FAO/WHO Global Forum of Food Safety Regulators
Conference Room Document proposed by Tanzania
Tanzania wishes to congratulate and thank FAO and WHO for organizing this first Global Forum for Food Safety Regulators. We also wish to thank His Majesty, King Mohammed VI and the government of Morocco for accepting to host this very important world gathering. Indeed, we are grateful to FAO for supporting our participation in the forum.
The economy of Tanzania is based on agriculture (including animal production and fisheries) which accounts for more than 60% of the GDP. More than 80% of the population is rural based and depend entirely on agriculture for food and cash earnings.
For the last two decades, Tanzania has been carrying out micro- and macro-economic adjustments in line with globalization and market liberalization forces in the world. Such adjustments have recognized food safety as a prerequisite for national food security and for both regional and international trade in food. It is in view of this recognition that the food function in the country is in the process of re-organization to ensure food safety and quality. This paper seeks to enlighten on the current food safety and quality control functions and the proposed re-organization in the country.
The Ministries of Health, Agriculture and Food Security, Natural Resources and Tourism, and Ministry of Industries and Trade carry out food safety and quality control functions in Tanzania. Laws empowering these ministries had hitherto, been considered to be adequate for monitoring and control of transboundary food safety emergencies. These laws include:

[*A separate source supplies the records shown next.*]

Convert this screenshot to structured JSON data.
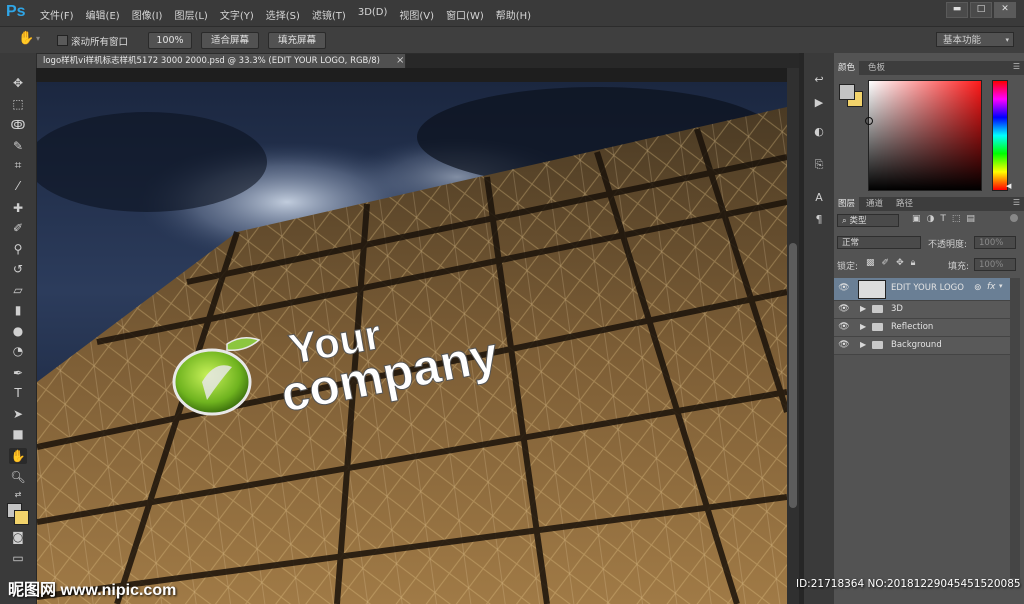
{
  "app": {
    "logo": "Ps"
  },
  "menu": [
    "文件(F)",
    "编辑(E)",
    "图像(I)",
    "图层(L)",
    "文字(Y)",
    "选择(S)",
    "滤镜(T)",
    "3D(D)",
    "视图(V)",
    "窗口(W)",
    "帮助(H)"
  ],
  "window_controls": {
    "minimize": "▬",
    "restore": "□",
    "close": "✕"
  },
  "options": {
    "scroll_all_label": "滚动所有窗口",
    "zoom_100": "100%",
    "fit_screen": "适合屏幕",
    "fill_screen": "填充屏幕",
    "workspace": "基本功能"
  },
  "document": {
    "tab_title": "logo样机vi样机标志样机5172 3000 2000.psd @ 33.3% (EDIT YOUR LOGO, RGB/8)",
    "tab_close": "×",
    "logo_line1": "Your",
    "logo_line2": "company"
  },
  "panels": {
    "color_tabs": [
      "颜色",
      "色板"
    ],
    "layers_tabs": [
      "图层",
      "通道",
      "路径"
    ],
    "filter_kind": "类型",
    "blend_mode": "正常",
    "opacity_label": "不透明度:",
    "opacity_value": "100%",
    "lock_label": "锁定:",
    "fill_label": "填充:",
    "fill_value": "100%",
    "layers": [
      {
        "name": "EDIT YOUR LOGO",
        "type": "smart",
        "selected": true,
        "fx": "fx"
      },
      {
        "name": "3D",
        "type": "group"
      },
      {
        "name": "Reflection",
        "type": "group"
      },
      {
        "name": "Background",
        "type": "group"
      }
    ]
  },
  "watermark": {
    "left": "昵图网 www.nipic.com",
    "right": "ID:21718364 NO:20181229045451520085"
  },
  "colors": {
    "foreground": "#c4c4c4",
    "background": "#f2d36b",
    "accent": "#2fa5e6",
    "selected_layer": "#6a7f95"
  }
}
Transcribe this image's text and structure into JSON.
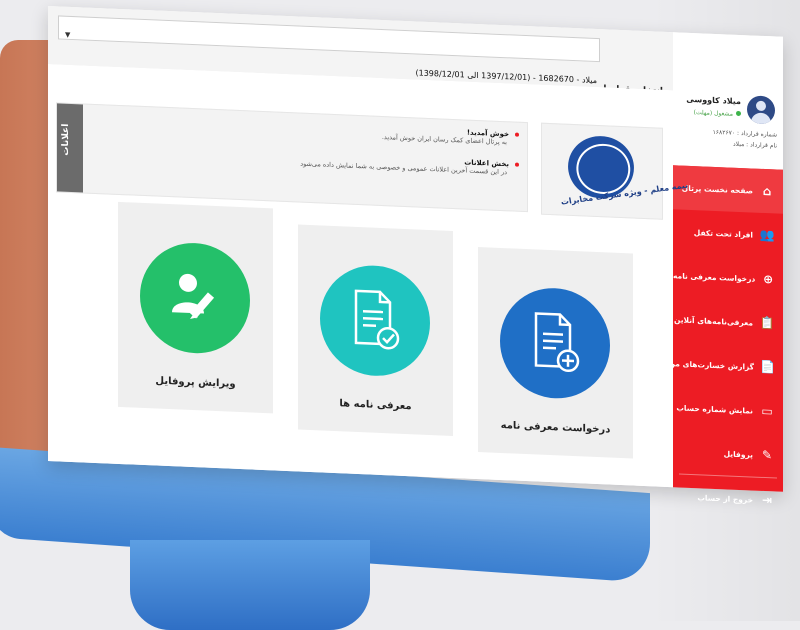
{
  "sidebar": {
    "user": {
      "name": "میلاد کاووسی",
      "status": "مشغول (مهلت)",
      "contract_no": "شماره قرارداد : ۱۶۸۲۶۷۰",
      "contract_name": "نام قرارداد : میلاد"
    },
    "menu": [
      {
        "label": "صفحه نخست پرتال",
        "icon": "home-icon",
        "active": true
      },
      {
        "label": "افراد تحت تکفل",
        "icon": "people-icon",
        "active": false
      },
      {
        "label": "درخواست معرفی نامه",
        "icon": "plus-circle-icon",
        "active": false
      },
      {
        "label": "معرفی‌نامه‌های آنلاین",
        "icon": "clipboard-icon",
        "active": false
      },
      {
        "label": "گزارش خسارت‌های من",
        "icon": "report-icon",
        "active": false
      },
      {
        "label": "نمایش شماره حساب",
        "icon": "card-icon",
        "active": false
      },
      {
        "label": "پروفایل",
        "icon": "user-edit-icon",
        "active": false
      },
      {
        "label": "خروج از حساب",
        "icon": "logout-icon",
        "active": false
      }
    ],
    "colors": {
      "menu_bg": "#ed1c24"
    }
  },
  "topbar": {
    "contract_label": "انتخاب قرارداد",
    "contract_value": "میلاد - 1682670 - (1397/12/01 الی 1398/12/01)"
  },
  "announcements": {
    "tab_label": "اعلانات",
    "items": [
      {
        "title": "خوش آمدید!",
        "body": "به پرتال اعضای کمک رسان ایران خوش آمدید."
      },
      {
        "title": "بخش اعلانات",
        "body": "در این قسمت آخرین اعلانات عمومی و خصوصی به شما نمایش داده می‌شود"
      }
    ]
  },
  "logo": {
    "text": "بیمه معلم - ویژه شرکت مخابرات"
  },
  "cards": [
    {
      "label": "درخواست معرفی نامه",
      "color": "#1f6fc6",
      "icon": "document-plus-icon"
    },
    {
      "label": "معرفی نامه ها",
      "color": "#1fc4c0",
      "icon": "document-check-icon"
    },
    {
      "label": "ویرایش پروفایل",
      "color": "#24c06a",
      "icon": "user-edit-icon"
    }
  ]
}
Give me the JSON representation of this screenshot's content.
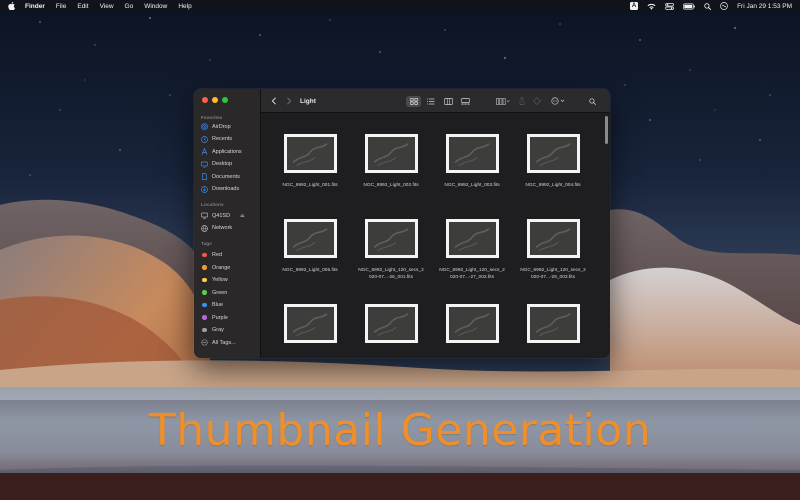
{
  "menubar": {
    "app_name": "Finder",
    "menus": [
      "File",
      "Edit",
      "View",
      "Go",
      "Window",
      "Help"
    ],
    "status": {
      "input_source": "A",
      "clock": "Fri Jan 29  1:53 PM"
    }
  },
  "window": {
    "title": "Light",
    "sidebar": {
      "favorites_header": "Favorites",
      "favorites": [
        {
          "label": "AirDrop",
          "icon": "airdrop-icon"
        },
        {
          "label": "Recents",
          "icon": "clock-icon"
        },
        {
          "label": "Applications",
          "icon": "applications-icon"
        },
        {
          "label": "Desktop",
          "icon": "desktop-icon"
        },
        {
          "label": "Documents",
          "icon": "document-icon"
        },
        {
          "label": "Downloads",
          "icon": "download-icon"
        }
      ],
      "locations_header": "Locations",
      "locations": [
        {
          "label": "Q41SD",
          "icon": "drive-icon",
          "eject": "⏏"
        },
        {
          "label": "Network",
          "icon": "network-icon"
        }
      ],
      "tags_header": "Tags",
      "tags": [
        {
          "label": "Red",
          "color": "#f0574f"
        },
        {
          "label": "Orange",
          "color": "#f39a35"
        },
        {
          "label": "Yellow",
          "color": "#f5cf3c"
        },
        {
          "label": "Green",
          "color": "#5ccd4f"
        },
        {
          "label": "Blue",
          "color": "#3a8ef7"
        },
        {
          "label": "Purple",
          "color": "#b866d8"
        },
        {
          "label": "Gray",
          "color": "#9c9c9f"
        },
        {
          "label": "All Tags...",
          "icon": "all-tags-icon"
        }
      ]
    },
    "files": [
      {
        "name": "NGC_6992_Light_001.fits"
      },
      {
        "name": "NGC_6992_Light_002.fits"
      },
      {
        "name": "NGC_6992_Light_003.fits"
      },
      {
        "name": "NGC_6992_Light_004.fits"
      },
      {
        "name": "NGC_6992_Light_005.fits"
      },
      {
        "name": "NGC_6992_Light_120_secs_2020-07...-26_001.fits"
      },
      {
        "name": "NGC_6992_Light_120_secs_2020-07...-27_002.fits"
      },
      {
        "name": "NGC_6992_Light_120_secs_2020-07...-29_003.fits"
      },
      {
        "name": ""
      },
      {
        "name": ""
      },
      {
        "name": ""
      },
      {
        "name": ""
      }
    ]
  },
  "banner": {
    "text": "Thumbnail Generation"
  },
  "colors": {
    "accent_text": "#f08f2a",
    "close": "#fe5f57",
    "minimize": "#febc2e",
    "zoom": "#28c840",
    "sidebar_icon": "#3b8ef5"
  }
}
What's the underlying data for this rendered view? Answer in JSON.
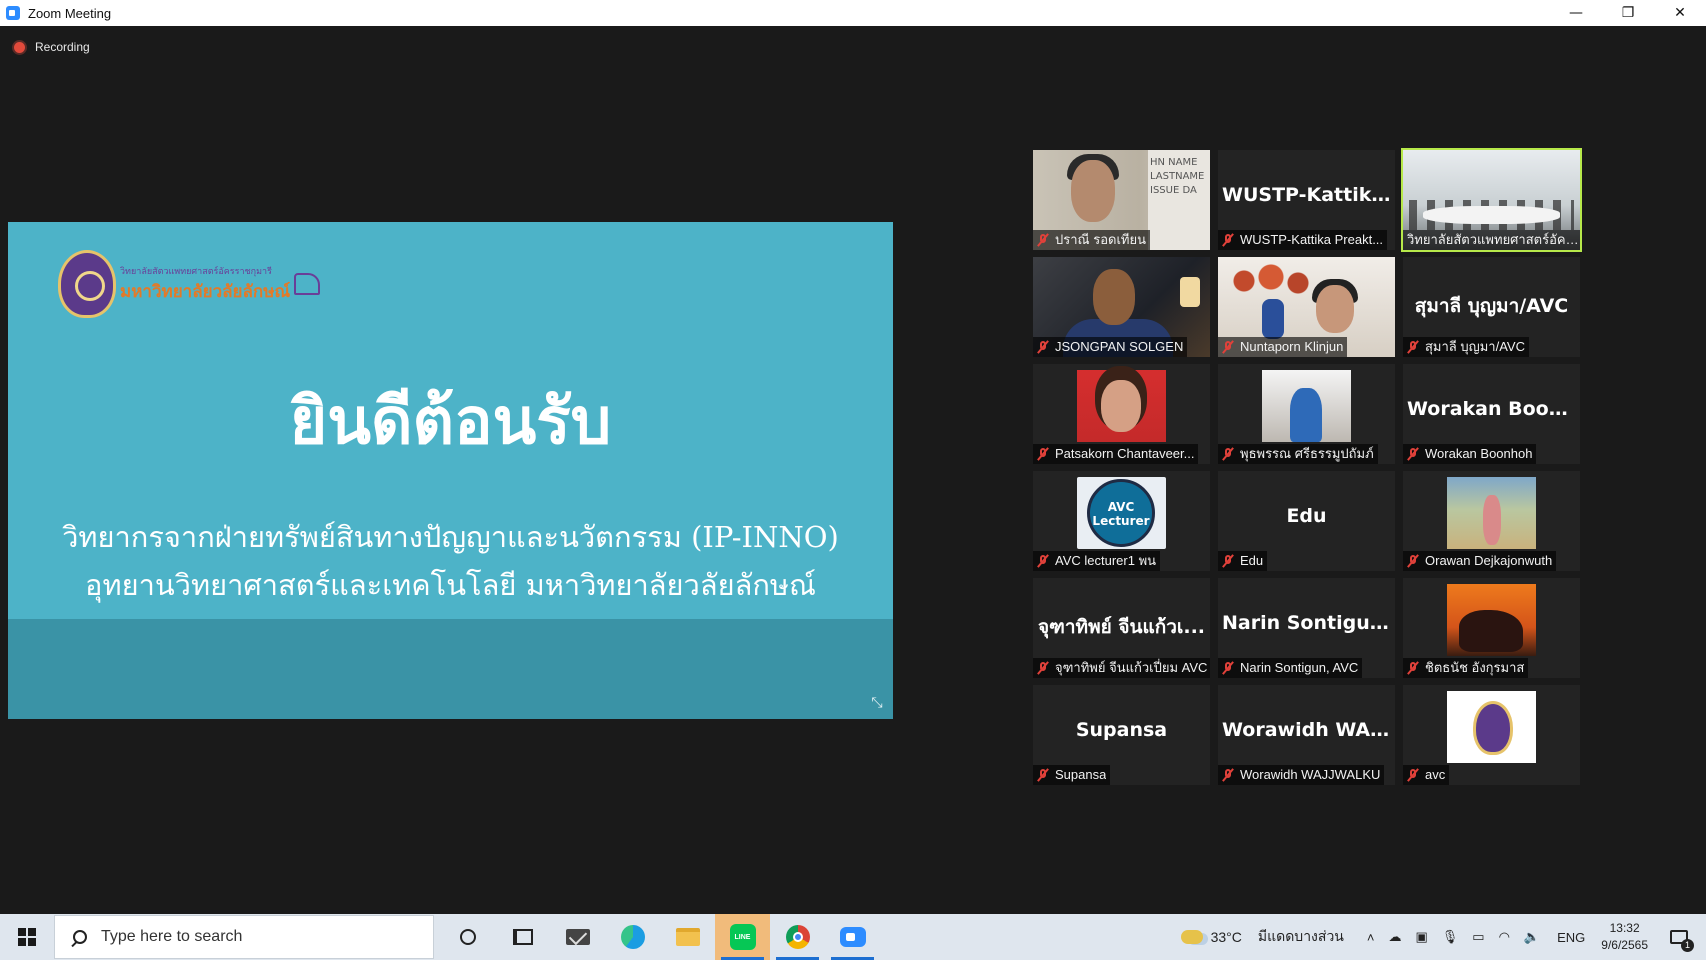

As a result of the micro- and macro-economic adjustments made in the last two decades in line with globalization and market liberalization forces in the world, Tanzania opened its borders to both regional and international trade including trade in food and food products.
Consequently, there is now an increased national concern on the adequacy of the set-up of the current food safety sand quality function. This is particularly critical in monitoring and the assurance of safety and quality of large volumes of food products entering the country through the porous border. In the aftermath of the international food emergencies like the mad cow disease outbreak in UK and the dioxin problems in Belgium, Tanzania found itself in an increasingly difficult position in control of imported foods and food products. To address these challenges, the food safety and control function is now being re-organized to make it more centralized under one Government Agency, the National Food and Drug Administration. As this process is being carried out now, we take our participation in this important world forum as being timely and educative. Experiences learnt from other countries will be very instrumental in our efforts to come up with an effective national food safety and quality control legislation. Also experiences learnt from this forum will greatly assist our country in formulating procedures for timely response to emerging transboundary emergencies.
1 Chief Standards Officer (Food Safety and Quality), Head Agriculture and Food Section, Codex Contact Point Officer - Tanzania Bureau of Standards